Checker argues in its fourth issue for review that the trial Judge improperly polled the jury. Checker contends that the trial court did not properly inquire of the jurors whether this was their verdict. The Illinois Supreme Court in People v. Kellogg (1979), 77 Ill. 2d 524, 528, 397 N.E.2d 835, 837, held that there was nothing wrong with asking jurors during the polling: "Was this then and is this now your verdict?" The court also stated that if any juror showed any expression of doubt in response, the trial Judge must then ascertain the juror's present intent by allowing him or her to express disagreement. Error occurs when the juror is precluded from an opportunity to Dissent or if the juror has not assented to the verdict. However, the trial Judge must be careful not to make the polling process another arena for deliberations. 77 Ill. 2d at 529, 397 N.E.2d at 838.
Here, when the trial Judge asked juror Zibrat, "Was it your verdict in the jury room and is it your verdict now?" Zibrat answered "Yes." Under Kellogg, this is enough to preclude further questioning, especially in light of the fact that this affirmative answer occurred after her prior expression of doubt to counsel.
Finally, Checker raises the issue of whether the trial court erred in allowing count II of the complaint to proceed to trial in light of its motion to dismiss for failure to state a claim upon which relief could be granted. The action here is a personal injury claim against a common carrier, Checker.

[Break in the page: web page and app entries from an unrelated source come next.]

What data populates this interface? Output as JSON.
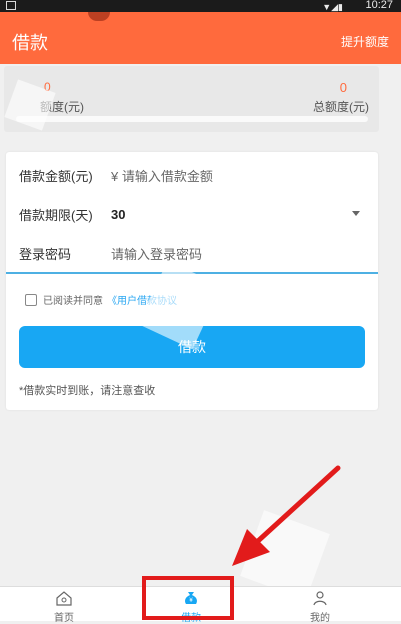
{
  "status_bar": {
    "time": "10:27"
  },
  "header": {
    "title": "借款",
    "action": "提升额度"
  },
  "summary": {
    "available_value": "0",
    "available_label": "额度(元)",
    "total_value": "0",
    "total_label": "总额度(元)",
    "progress_percent": 0
  },
  "form": {
    "amount": {
      "label": "借款金额(元)",
      "currency": "¥",
      "placeholder": "请输入借款金额"
    },
    "term": {
      "label": "借款期限(天)",
      "value": "30"
    },
    "password": {
      "label": "登录密码",
      "placeholder": "请输入登录密码"
    },
    "agreement": {
      "prefix": "已阅读并同意",
      "link": "《用户借款协议"
    },
    "submit_label": "借款",
    "note": "*借款实时到账，请注意查收"
  },
  "tabbar": {
    "items": [
      {
        "label": "首页",
        "icon": "home-icon"
      },
      {
        "label": "借款",
        "icon": "money-bag-icon",
        "active": true
      },
      {
        "label": "我的",
        "icon": "user-icon"
      }
    ]
  },
  "colors": {
    "primary_orange": "#ff6a3d",
    "primary_blue": "#18a7f3",
    "annotation_red": "#e21b1b"
  }
}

Count II was a claim of negligence for the failure of the Checker driver to obtain information from the driver of the other vehicle involved in the collision. It is a general principle of negligence law that a common carrier owes its passengers the highest degree of care, consistent with the practical operation of its vehicles. (Smith v. Chicago Limousine Service, Inc. (1982), 109 Ill. App. 3d 755, 759, 441 N.E.2d 81, 84.) Nevertheless, a negligence cause of action must be based upon duty, breach, proximate cause and resulting damage. Waite v. Chicago Transit Authority (1987), 157 Ill. App. 3d 616, 510 N.E.2d 1176.
While this case does involve a common carrier, we do not agree with the trial court that a cause of action exists for the negligent failure to obtain information here, because we believe, under the circumstances, the proximate cause and the damage elements are simply too speculative in this type of action. However, while we find that the trial court erred in allowing this cause of action set forth in count II, the error did not amount to reversible error since a directed verdict was entered by the trial Judge on count II in favor of the defendant, Checker.
Any errors in the trial of this case were not prejudicial to the defendant, Checker, and, as such, no reversible error occurred. For all of the foregoing reasons, we affirm the judgment of the circuit court of Cook County.
© 2002 VersusLaw Inc.